> **ASSIGNED TASK**
Copy every record below, exactly as written.

(Records from a collection)
↓↓↓

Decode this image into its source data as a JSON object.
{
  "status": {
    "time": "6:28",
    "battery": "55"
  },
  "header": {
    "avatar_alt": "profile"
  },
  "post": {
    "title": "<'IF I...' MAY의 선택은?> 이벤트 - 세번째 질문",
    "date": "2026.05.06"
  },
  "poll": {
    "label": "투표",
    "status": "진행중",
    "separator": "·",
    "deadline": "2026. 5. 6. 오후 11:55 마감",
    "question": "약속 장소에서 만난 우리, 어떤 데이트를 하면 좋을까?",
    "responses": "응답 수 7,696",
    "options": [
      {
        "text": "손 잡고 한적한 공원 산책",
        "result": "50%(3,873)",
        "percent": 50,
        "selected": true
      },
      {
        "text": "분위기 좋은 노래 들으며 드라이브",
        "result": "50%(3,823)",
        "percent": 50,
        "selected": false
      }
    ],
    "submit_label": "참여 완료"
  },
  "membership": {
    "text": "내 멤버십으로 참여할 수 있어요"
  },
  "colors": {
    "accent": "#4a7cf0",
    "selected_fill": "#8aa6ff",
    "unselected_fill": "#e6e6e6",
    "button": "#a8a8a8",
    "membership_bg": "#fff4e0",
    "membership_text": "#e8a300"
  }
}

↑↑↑

> **SOLUTION TO THE PROBLEM**
Decode this image into its source data as a JSON object.
{
  "status": {
    "time": "6:28",
    "battery": "55"
  },
  "header": {
    "avatar_alt": "profile"
  },
  "post": {
    "title": "<'IF I...' MAY의 선택은?> 이벤트 - 세번째 질문",
    "date": "2026.05.06"
  },
  "poll": {
    "label": "투표",
    "status": "진행중",
    "separator": "·",
    "deadline": "2026. 5. 6. 오후 11:55 마감",
    "question": "약속 장소에서 만난 우리, 어떤 데이트를 하면 좋을까?",
    "responses": "응답 수 7,696",
    "options": [
      {
        "text": "손 잡고 한적한 공원 산책",
        "result": "50%(3,873)",
        "percent": 50,
        "selected": true
      },
      {
        "text": "분위기 좋은 노래 들으며 드라이브",
        "result": "50%(3,823)",
        "percent": 50,
        "selected": false
      }
    ],
    "submit_label": "참여 완료"
  },
  "membership": {
    "text": "내 멤버십으로 참여할 수 있어요"
  },
  "colors": {
    "accent": "#4a7cf0",
    "selected_fill": "#8aa6ff",
    "unselected_fill": "#e6e6e6",
    "button": "#a8a8a8",
    "membership_bg": "#fff4e0",
    "membership_text": "#e8a300"
  }
}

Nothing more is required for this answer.